Fight hinges on Caldwell's stormwater runoff
By CAROL RYAN DUMAS
A hearing will likely be set within 30 days on an effort by the City of Caldwell, Idaho, to take by eminent domain a portion of an irrigation district, the district's lawyer says.
Caldwell is using its powers of eminent domain to condemn a 10,000-acre portion of Pioneer Irrigation District, court documents show.
The lawsuit follows years of legal wrangling between the city and the district over stormwater runoff and other issues affecting the quality of irrigation water. Both sides have spent an estimated $4 million on the litigation.
The city filed a complaint Nov. 26 for condemnation of Pioneer's drains and water-delivery canals, water rights and reservoir storage water.
The city's lawsuit threatens several irrigation entities downstream of Pioneer and federal water rights the district holds through Bureau of Reclamation reservoirs, said Pioneer's attorney, Scott Campbell.
"Water rights with the federal government could be significantly diminished, and it would subject citizens to increased rates for that water," he said.
A transfer of rights for storage water in Arrowrock, Anderson Ranch and Lucky Peak reservoirs would necessitate new contracts between the city and the Bureau of Reclamation. If the Bureau agrees, the water rate is likely to be based on municipal and industrial use, which is as much as 4,200 percent higher than the current rate, Campbell said.
Pioneer's rate for water from Anderson Ranch reservoir is 59 cents an acre-foot. The rate for municipal and industrial water is $25.44 an acre-foot, Pioneer officials said in a letter to district patrons.
The eminent domain lawsuit is the city's attempt to circumvent Pioneer's 2008 lawsuit against the city over what Pioneer claims are unauthorized discharges of municipal stormwater into Pioneer's system, Campbell said.
A June trial is set for that lawsuit, and Pioneer filed a motion to dismiss the city's complaint for condemnation on Jan. 2, he said.
The city's attorney, Mark Hilty, said the condemnation was a last resort for the city.
The city tried for years to resolve the issue by getting Pioneer to transfer the ditches and drains to the city, which can do a better job of stormwater management, but Pioneer has refused to discuss it, he said.

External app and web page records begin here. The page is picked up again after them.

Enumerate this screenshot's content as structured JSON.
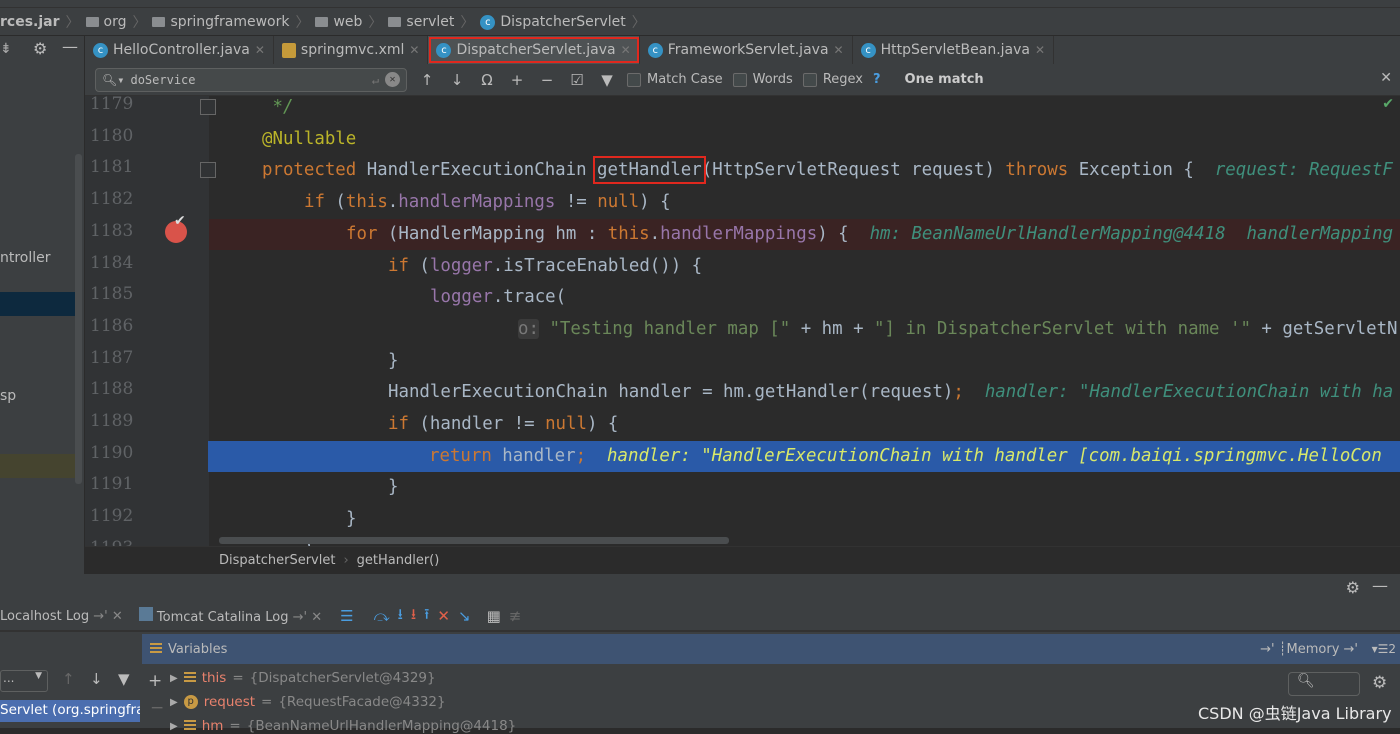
{
  "breadcrumbs": [
    "rces.jar",
    "org",
    "springframework",
    "web",
    "servlet",
    "DispatcherServlet"
  ],
  "tabs": [
    {
      "label": "HelloController.java",
      "icon": "class-icon"
    },
    {
      "label": "springmvc.xml",
      "icon": "xml-icon"
    },
    {
      "label": "DispatcherServlet.java",
      "icon": "class-icon",
      "active": true
    },
    {
      "label": "FrameworkServlet.java",
      "icon": "class-icon"
    },
    {
      "label": "HttpServletBean.java",
      "icon": "class-icon"
    }
  ],
  "find": {
    "query": "doService",
    "match_case": "Match Case",
    "words": "Words",
    "regex": "Regex",
    "help": "?",
    "result": "One match"
  },
  "left_panel": {
    "items": [
      "ntroller",
      "sp"
    ]
  },
  "code": {
    "lines": [
      {
        "n": "1179",
        "indent": 0,
        "tokens": [
          {
            "t": " */",
            "c": "cmt"
          }
        ]
      },
      {
        "n": "1180",
        "indent": 0,
        "tokens": [
          {
            "t": "@Nullable",
            "c": "ann"
          }
        ]
      },
      {
        "n": "1181",
        "indent": 0,
        "tokens": [
          {
            "t": "protected ",
            "c": "kw"
          },
          {
            "t": "HandlerExecutionChain "
          },
          {
            "t": "getHandler",
            "c": "boxed"
          },
          {
            "t": "(HttpServletRequest request) "
          },
          {
            "t": "throws ",
            "c": "kw"
          },
          {
            "t": "Exception {  "
          },
          {
            "t": "request: RequestF",
            "c": "hint"
          }
        ]
      },
      {
        "n": "1182",
        "indent": 1,
        "tokens": [
          {
            "t": "if ",
            "c": "kw"
          },
          {
            "t": "("
          },
          {
            "t": "this",
            "c": "kw"
          },
          {
            "t": "."
          },
          {
            "t": "handlerMappings",
            "c": "fld"
          },
          {
            "t": " != "
          },
          {
            "t": "null",
            "c": "kw"
          },
          {
            "t": ") {"
          }
        ]
      },
      {
        "n": "1183",
        "indent": 2,
        "bp": true,
        "tokens": [
          {
            "t": "for ",
            "c": "kw"
          },
          {
            "t": "(HandlerMapping hm : "
          },
          {
            "t": "this",
            "c": "kw"
          },
          {
            "t": "."
          },
          {
            "t": "handlerMappings",
            "c": "fld"
          },
          {
            "t": ") {  "
          },
          {
            "t": "hm: BeanNameUrlHandlerMapping@4418  handlerMapping",
            "c": "hint"
          }
        ]
      },
      {
        "n": "1184",
        "indent": 3,
        "tokens": [
          {
            "t": "if ",
            "c": "kw"
          },
          {
            "t": "("
          },
          {
            "t": "logger",
            "c": "fld"
          },
          {
            "t": ".isTraceEnabled()) {"
          }
        ]
      },
      {
        "n": "1185",
        "indent": 4,
        "tokens": [
          {
            "t": "logger",
            "c": "fld"
          },
          {
            "t": ".trace("
          }
        ]
      },
      {
        "n": "1186",
        "indent": 6,
        "tokens": [
          {
            "t": "o:",
            "c": "ph"
          },
          {
            "t": " "
          },
          {
            "t": "\"Testing handler map [\"",
            "c": "str"
          },
          {
            "t": " + hm + "
          },
          {
            "t": "\"] in DispatcherServlet with name '\"",
            "c": "str"
          },
          {
            "t": " + getServletN"
          }
        ]
      },
      {
        "n": "1187",
        "indent": 3,
        "tokens": [
          {
            "t": "}"
          }
        ]
      },
      {
        "n": "1188",
        "indent": 3,
        "tokens": [
          {
            "t": "HandlerExecutionChain handler = hm.getHandler(request)"
          },
          {
            "t": ";",
            "c": "kw"
          },
          {
            "t": "  "
          },
          {
            "t": "handler: \"HandlerExecutionChain with ha",
            "c": "hint"
          }
        ]
      },
      {
        "n": "1189",
        "indent": 3,
        "tokens": [
          {
            "t": "if ",
            "c": "kw"
          },
          {
            "t": "(handler != "
          },
          {
            "t": "null",
            "c": "kw"
          },
          {
            "t": ") {"
          }
        ]
      },
      {
        "n": "1190",
        "indent": 4,
        "cur": true,
        "tokens": [
          {
            "t": "return ",
            "c": "kw"
          },
          {
            "t": "handler"
          },
          {
            "t": ";",
            "c": "kw"
          },
          {
            "t": "  "
          },
          {
            "t": "handler: \"HandlerExecutionChain with handler [com.baiqi.springmvc.HelloCon",
            "c": "hint"
          }
        ]
      },
      {
        "n": "1191",
        "indent": 3,
        "tokens": [
          {
            "t": "}"
          }
        ]
      },
      {
        "n": "1192",
        "indent": 2,
        "tokens": [
          {
            "t": "}"
          }
        ]
      },
      {
        "n": "1193",
        "indent": 1,
        "tokens": [
          {
            "t": "}"
          }
        ]
      }
    ]
  },
  "editor_breadcrumb": {
    "class": "DispatcherServlet",
    "method": "getHandler()"
  },
  "debug": {
    "tabs": [
      "Localhost Log",
      "Tomcat Catalina Log"
    ],
    "variables_label": "Variables",
    "memory_label": "Memory",
    "count": "2",
    "frame": "Servlet (org.springfran",
    "frame_select": "...",
    "vars": [
      {
        "name": "this",
        "value": "{DispatcherServlet@4329}",
        "icon": "list-icon"
      },
      {
        "name": "request",
        "value": "{RequestFacade@4332}",
        "icon": "parameter-icon"
      },
      {
        "name": "hm",
        "value": "{BeanNameUrlHandlerMapping@4418}",
        "icon": "list-icon"
      }
    ]
  },
  "watermark": "CSDN @虫链Java Library",
  "colors": {
    "keyword": "#cc7832",
    "annotation": "#bbb529",
    "field": "#9876aa",
    "string": "#6a8759",
    "hint": "#3f8f7c",
    "current_line": "#2a5aa8",
    "breakpoint_line": "#3a2323",
    "highlight_box": "#e0281e"
  }
}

"Litigation has been long, ongoing and expensive, and the city was looking for a way out," he said.
The city is seeking the takings, in part, to meet its drainage needs, to expand the infrastructure as needed in the future and to control the system as part of urban planning, according to court documents.
The legal battles stem from the city's 2006 adoption of a new municipal stormwater management manual.
That policy permitted developers to install pipes that discharged stormwater into Pioneer's irrigation ditches without its permission, according to court documents.
Pioneer had worked with the city to find a resolution for two years before filing its lawsuit and has continued to seek resolution of the drainage issue, Campbell said.
The city's dumping of stormwater raises issues of flooding and pollution and interferes with Pioneer's maintenance of its system, he said.